Elizabeth McCracken’s exquisite collection of short stories explores the often-fragile bond between love and loneliness. In each short story, McCracken meshes heartache with strange moments of joy that intermingle to form a delightful read. Whether her characters have random conversations with strange children or encounter a parrot that can speak in a laughably bad French accent, each story reminds you just how wonderful and mysterious life can be and allows us to be thankful that we are alive to experience it.
|Recommended by Amanda Ferris||Friday, May 16th, 2014||No Comments »|
In Diary of a Wildflower, readers follow Lorelei Starr as she grows up in awful poverty in 1920s Appalachia and watches as the women in her family succumb to an early grave. She decides that she wants to fight for her independence and leaves her childhood home of Starr Mountains. Although education is hard to come by, thanks to a friendly teacher, Starr is able to finish high school and goes on to become a maid in a wealthy home in Charlottesville.
Starr becomes dazzled by the flappers and the speakeasies that make up the ‘20s, but before she becomes overwhelmed by the handsome men that reek of “old money,” one visit to her childhood home reminds her that she is strong enough to break the cycle of hopelessness that envelopes the women in her family. This inspires her to fight for her own independence and find a happy ending on her own terms.
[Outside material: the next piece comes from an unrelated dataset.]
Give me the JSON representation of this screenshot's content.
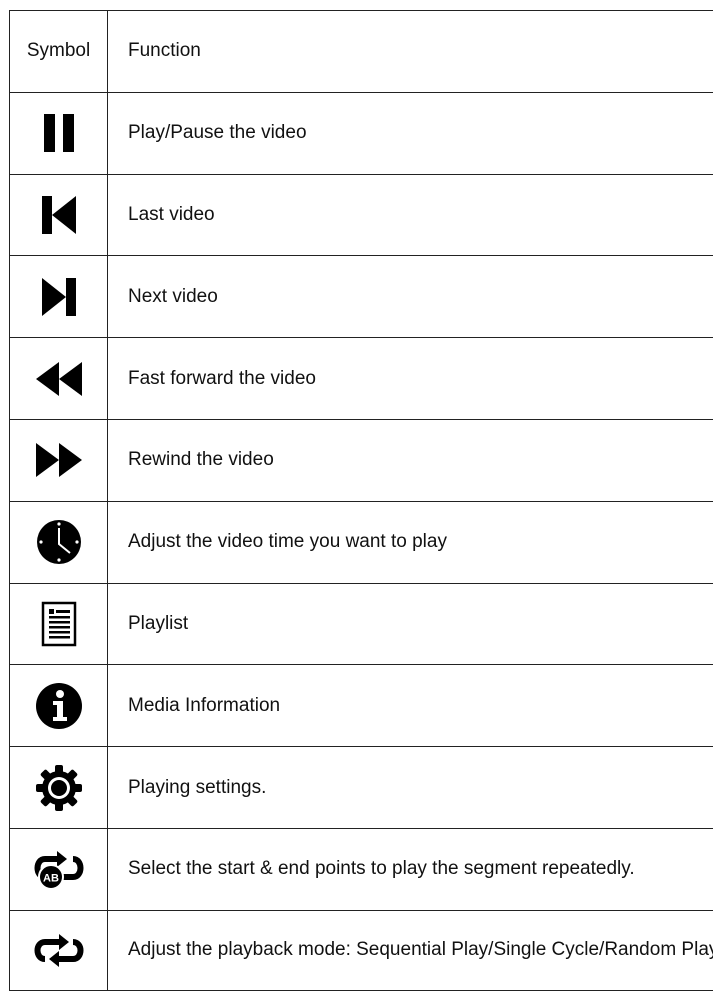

|Recommended by Amanda Ferris||Monday, May 12th, 2014||No Comments »|
Gabrielle Zevin’s The Storied Life of A.J. Fikry is a loving homage to booksellers everywhere and highlights why so many people find joy in reading. The novel follows A.J. Fikry, a bookstore owner who has recently lost his wife and whose storefront is in dire straights. To make matters worse, his rare collection of Poe poems has been stolen as well. In retaliation, Fikry isolates himself from the other people who live on Alice Island. As he sinks deeper into depression, even his beloved books hold no joy for him anymore. This all changes when he receives a mysterious package at his bookstore. Although small, the weight is rather large, which peeks Fikry’s curiosity and is an unexpected gift that allows him to start over.
|Recommended by Amanda Ferris||Monday, April 21st, 2014||No Comments »|
In February 2014, novelist Lucy Christopher, who is the author behind The Killing Woods, sat down with Ben Kenower for an interview. They begin with discussing how Christopher knew that “stories were important to her” ever since she was a child. She points out that although writers form the building blocks of the characters, it’s up to the readers to use their imagination to “complete the circle” as it were. While Christopher always tells her writing students to “show not tell,” she does emphasis that you need the readers to bring the characters to life. This is especially important for YA novels, as it allows teens and tweens to fill in the meaning themselves.
Finally, Christopher says that she enjoys writing YA fiction due to the fact that she remembers being a 14-year-old and really connecting with a book. Therefore, Christopher hopes to re-create that feeling for her younger readers. Also, she adds, “teen readers are fantastic” because they’re honest and passionate as well. Ben Kenower’s interview with Lucy Christopher is an interesting glimpse into the motives and inspiration of a successful YA novelist!
|Recommended by Amanda Ferris||Thursday, April 17th, 2014||No Comments »|
The trailer for Beth Kephart’s upcoming release Going Over shows that it’s not your average historical fiction novel. Instead of the same old, same old about the Tudors, ancient Egypt, or even the Borgias, Kephart instead turns a keen eye to February 1983 where the Berlin Wall is separating two young lovers.
Ada lives on the west side in a place called Kreuzberg. Immigrants, rebels, and punk rockers populate this section of the city—in other words, what proper society would deem ‘the dregs.’ Meanwhile, Stefan lives in a small apartment in the respectable area of Friedrichshain, which is located in East Berlin. Although they are in love, circumstances being what they are, they’re forced to live apart. However, they come up with a daring high-risk escape plan that will allow them to start over far away from Berlin. The only fly in the ointment is if Stefan will have the courage to leap or if he’ll let himself be barred by the forces keeping him from Ada.
The trailer for Going Over, which is due in April 2014, is short, sweet, and compelling thanks to its unique setting and storyline.
|Recommended by Amanda Ferris||Tuesday, March 25th, 2014||No Comments »|
The power of human connections, including both its beauty and fragility, are explored to the very depths in a new short story collection titled Sympathetic People by Donna Baier Stein. Each of the thirteen stories revolve around male and female characters as they struggle to find happiness and meaning in their lives after experiencing loss and tragedy.
The story “Hindsight” follows a hippie-ish young woman named Jessie as she makes a brash decision that later shatters to pieces when her life goes wildly off-track. There’s also “The Secrets of Snakes,” a story that looks at how early ruptures in a marriage can make a wife desperate to do anything she can to stop it, even when she’s supposed to be keeping an eye on her son’s pet racer.
|Recommended by Amanda Ferris||Friday, March 7th, 2014||No Comments »|